As more and more of our little blue home is explored, it reveals even more layers from the endless depths of the secrets it holds, and the songs it sings. Or as it is in the case of the Caribbean sea, it whistles a tune that only a giant can hear, as an ocean modeling study has recently learned.

While modeling ocean currents in the Caribbean Sea, researchers from the University of Liverpool found that something didn’t add up: their models kept revealing pressure oscillations across the basin that they couldn’t explain, results that stood out in stark contrast to what was originally expected.

To verify that this was indeed happening in the real world, the team employed historical water pressure and tide gauge records and found that these anomalous oscillations were indeed happening, producing an auditory effect not unlike that of a giant whistle, albeit one that is too low to be heard by the human ear.

“You have a current that flows east to west through the Caribbean Sea,” explains team lead Chris Hughes. “It’s very narrow and quite strong. Just like a narrow jet of air, it becomes unstable and creates eddies.” They dubbed the phenomenon the “Rossby Whistle”, after the Rossby waves propagating through the Caribbean that produce this effect. Rossby waves themselves are very shallow, long-term waves that are only an inch or two in height, but can be hundreds of miles across horizontally, and are an effect generated by the rotation of the planet. These waves, combined with the pressure at the sea bottom, produce the low-frequency sound in question.

"We can compare the ocean activity in the Caribbean Sea to that of a whistle," continues Hughes. "When you blow into a whistle, the jet of air becomes unstable and excites the resonant sound wave which fits into the whistle cavity. Because the whistle is open, the sound radiates out so you can hear it."

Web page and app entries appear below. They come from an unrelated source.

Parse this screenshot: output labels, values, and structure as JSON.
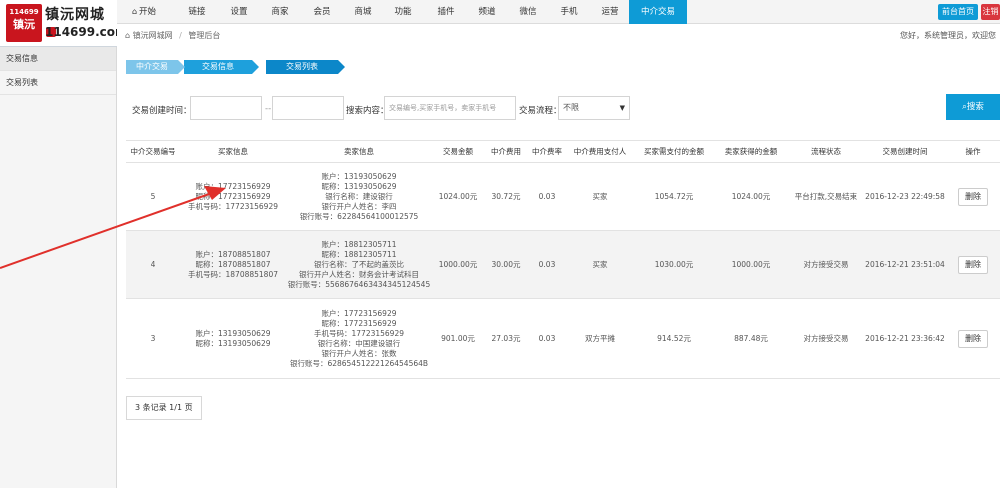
{
  "logo": {
    "seal_top": "114699",
    "seal_bottom": "镇沅",
    "name": "镇沅网城",
    "url": "114699.com"
  },
  "nav": [
    {
      "label": "开始",
      "icon": "home-icon"
    },
    {
      "label": "链接"
    },
    {
      "label": "设置"
    },
    {
      "label": "商家"
    },
    {
      "label": "会员"
    },
    {
      "label": "商城"
    },
    {
      "label": "功能"
    },
    {
      "label": "插件"
    },
    {
      "label": "频道"
    },
    {
      "label": "微信"
    },
    {
      "label": "手机"
    },
    {
      "label": "运营"
    },
    {
      "label": "中介交易",
      "active": true
    }
  ],
  "top_buttons": {
    "home": "前台首页",
    "logout": "注销"
  },
  "breadcrumb": {
    "site": "镇沅网城网",
    "section": "管理后台"
  },
  "welcome": "您好，系统管理员，欢迎您",
  "sidebar": [
    {
      "label": "交易信息",
      "active": true
    },
    {
      "label": "交易列表"
    }
  ],
  "steps": [
    "中介交易",
    "交易信息",
    "交易列表"
  ],
  "filter": {
    "time_label": "交易创建时间：",
    "dash": "--",
    "search_label": "搜索内容：",
    "search_placeholder": "交易编号,买家手机号，卖家手机号",
    "flow_label": "交易流程：",
    "flow_value": "不限",
    "search_button": "搜索"
  },
  "table": {
    "headers": [
      "中介交易编号",
      "买家信息",
      "卖家信息",
      "交易金额",
      "中介费用",
      "中介费率",
      "中介费用支付人",
      "买家需支付的金额",
      "卖家获得的金额",
      "流程状态",
      "交易创建时间",
      "操作"
    ],
    "rows": [
      {
        "id": "5",
        "buyer": [
          "账户：17723156929",
          "昵称：17723156929",
          "手机号码：17723156929"
        ],
        "seller": [
          "账户：13193050629",
          "昵称：13193050629",
          "银行名称：建设银行",
          "银行开户人姓名：李四",
          "银行账号：62284564100012575"
        ],
        "amount": "1024.00元",
        "fee": "30.72元",
        "rate": "0.03",
        "payer": "买家",
        "buyer_pay": "1054.72元",
        "seller_get": "1024.00元",
        "status": "平台打款,交易结束",
        "created": "2016-12-23 22:49:58",
        "action": "删除"
      },
      {
        "id": "4",
        "buyer": [
          "账户：18708851807",
          "昵称：18708851807",
          "手机号码：18708851807"
        ],
        "seller": [
          "账户：18812305711",
          "昵称：18812305711",
          "银行名称：了不起的盖茨比",
          "银行开户人姓名：财务会计考试科目",
          "银行账号：5568676463434345124545"
        ],
        "amount": "1000.00元",
        "fee": "30.00元",
        "rate": "0.03",
        "payer": "买家",
        "buyer_pay": "1030.00元",
        "seller_get": "1000.00元",
        "status": "对方接受交易",
        "created": "2016-12-21 23:51:04",
        "action": "删除"
      },
      {
        "id": "3",
        "buyer": [
          "账户：13193050629",
          "昵称：13193050629"
        ],
        "seller": [
          "账户：17723156929",
          "昵称：17723156929",
          "手机号码：17723156929",
          "银行名称：中国建设银行",
          "银行开户人姓名：张数",
          "银行账号：62865451222126454564B"
        ],
        "amount": "901.00元",
        "fee": "27.03元",
        "rate": "0.03",
        "payer": "双方平摊",
        "buyer_pay": "914.52元",
        "seller_get": "887.48元",
        "status": "对方接受交易",
        "created": "2016-12-21 23:36:42",
        "action": "删除"
      }
    ]
  },
  "pager": "3 条记录 1/1 页",
  "colors": {
    "accent": "#0e9bd6",
    "annotation_arrow": "#e0302b",
    "logo_red": "#c9151e"
  }
}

It takes these pressure waves 120 days to cross the Caribbean basin, and the tone that is produced is an A-flat, although it is 30 octaves below that of what a piano can produce. The waves can also be recorded from space, using the minute gravitational changes that they produce. Further study is planned for the Rossby Whistle, in the hopes that it might yield a new method of predicting coastal flooding patterns.